In order for the employer to appeal the award, she must post a bond with the court in the amount of the award, plus pay the filing fee which is currently $435. And, if she loses, she must pay for your daughter's court costs and legal fees should she hire an attorney. So, there is a real disincentive to not appeal the award.
If there is no appeal, the award will turn into a judgment. It may take some time for this to happen. But once it becomes a judgment it starts earning interest at 10%. The simplest thing to do is for your daughter to write a demand letter to the employer giving her a specified time to pay the judgment or she will take enforcement action to collect it. Enforcement starts with obtaining a writ of execution which can be applied against any property which belongs to the employer including bank accounts. To find out the bank account numbers and where the property is located, a judgment debtor examination may be necessary.
Yes, all this can become a bit complicated, which means your daughter may need to hire a collections attorney to assist her. There is also a wealth of material out there on how to collect a judgment she may wish to read up on if she wants to try to do it herself. It may take some time and patience but the judgment will be growing daily all the while, so she needs to be vigilant, if the employer refuses to pay.

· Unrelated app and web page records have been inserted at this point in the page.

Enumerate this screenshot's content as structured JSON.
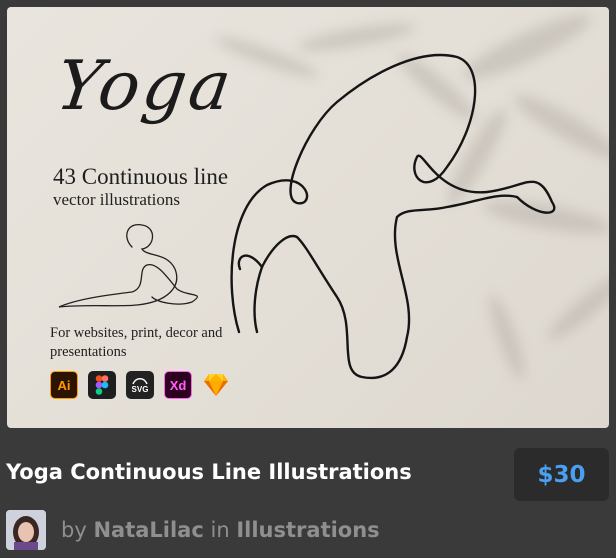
{
  "preview": {
    "script_title": "Yoga",
    "headline": "43 Continuous line",
    "subline": "vector illustrations",
    "uses": "For websites, print, decor and presentations",
    "formats": [
      {
        "label": "Ai",
        "icon": "illustrator-icon"
      },
      {
        "label": "",
        "icon": "figma-icon"
      },
      {
        "label": "SVG",
        "icon": "svg-icon"
      },
      {
        "label": "Xd",
        "icon": "xd-icon"
      },
      {
        "label": "",
        "icon": "sketch-icon"
      }
    ]
  },
  "product": {
    "title": "Yoga Continuous Line Illustrations",
    "price": "$30"
  },
  "author": {
    "by": "by",
    "name": "NataLilac",
    "in": "in",
    "category": "Illustrations"
  },
  "colors": {
    "background": "#3a3a3a",
    "price_text": "#4a9ff0",
    "title_text": "#ffffff",
    "meta_text": "#8f8f8f"
  }
}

They say you get what you pay for, and this response is free, so take it for what it is worth. This is my opinion based on very limited information. My opinion should not be taken as legal advice. For true advice, we would require a confidential consultation where I would ask you questions and get your complete story. This is a public forum, so remember, nothing here is confidential. Nor am I your attorney. I do not know who you are and you have not hired me to provide any legal service. To do so would require us to meet and sign written retainer agreement. My responses are intended for general information only.
If the employer does not pay, contact the labor board and see if they can help. Otherwise, you would collect it just like any other judgment. Depending on the amount, you might want to talk to a collections attorney.